Travis walked toward me, stopping just a few inches away. He watched me for several moments, long enough to make me squirm.
“Tell me,” he said softly. No matter how I tried to explain it away, he knew me well enough to know—poker face or not—that I was hiding something from him.
“I think what you’re reading is exhaustion. I haven’t slept in almost twenty-four hours.”
He sighed, kissed my forehead, and then went to the mini fridge. He bent over, and then turned, holding up two small cans of Red Bull. “Problem solved.”
“My fiancé is a genius.”
He handed me a can, and then took me into his arms. “I like that.”
“That I think you’re a genius?”
“Being your fiancé.”
“Yeah? Don’t get used to it. I’ll be calling you something different in three hours.”
“I’ll like the new name even better.”
I smiled, watching Travis open the bathroom door.
“While you find a dress, I’m going to take another shower, shave, and then try to find something to wear.”
“So you won’t be here when I get back?”
“Do you want me to be? It’s at the Graceland Chapel, right? I thought we’d just meet there.”
“It’ll be kind of cool to see each other at the chapel, just before, dressed and ready to walk down the aisle.”
“You’re going to walk around Vegas by yourself for three hours?”
“I grew up here, remember?”
Travis thought for a moment. “Isn’t Jesse still working as a pit boss?”
I lifted an eyebrow. “I don’t know. I haven’t talked to him. But even if he was, the only casino I’ll be anywhere near is the Bellagio’s, and that’s just long enough for me to walk through to our room.”
Travis seemed satisfied with that, and then nodded. “Meet you there.” He winked at me, and then shut the bathroom door.
I grabbed my purse off the bed and the room keycard, and, after glancing at the bathroom door, picked up Travis’s cell phone off the nightstand.
Opening his contacts, I pressed on the name I needed, sent the contact information to my phone via text, and then deleted the text message the second it went through. When I set his phone down, the bathroom door opened, and Travis appeared in just a towel.

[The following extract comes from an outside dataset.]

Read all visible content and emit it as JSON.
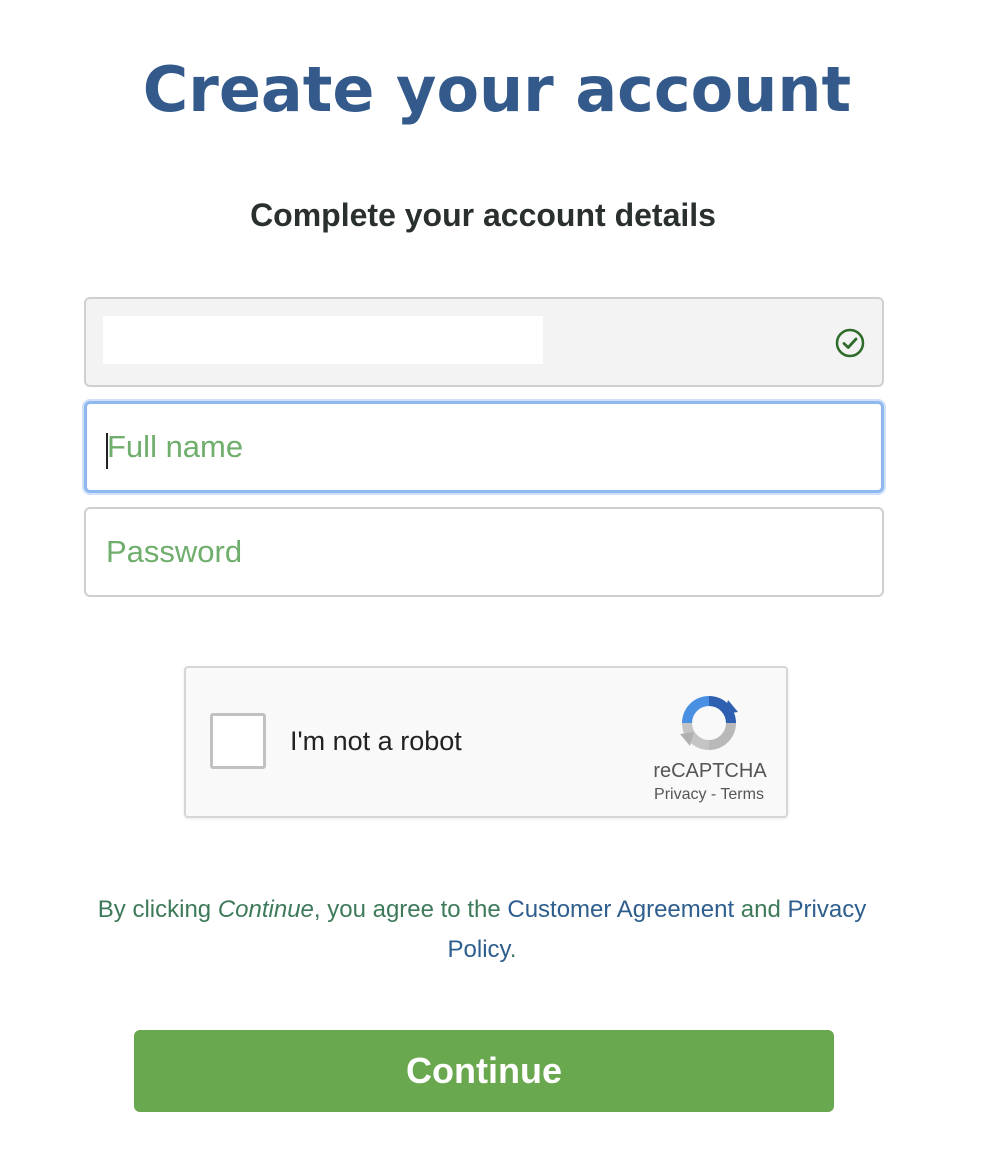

“Marriage license?” he asked.
“The chapel will take care of it for an extra fee.”
Travis nodded, seeming relieved, and then shut the door again.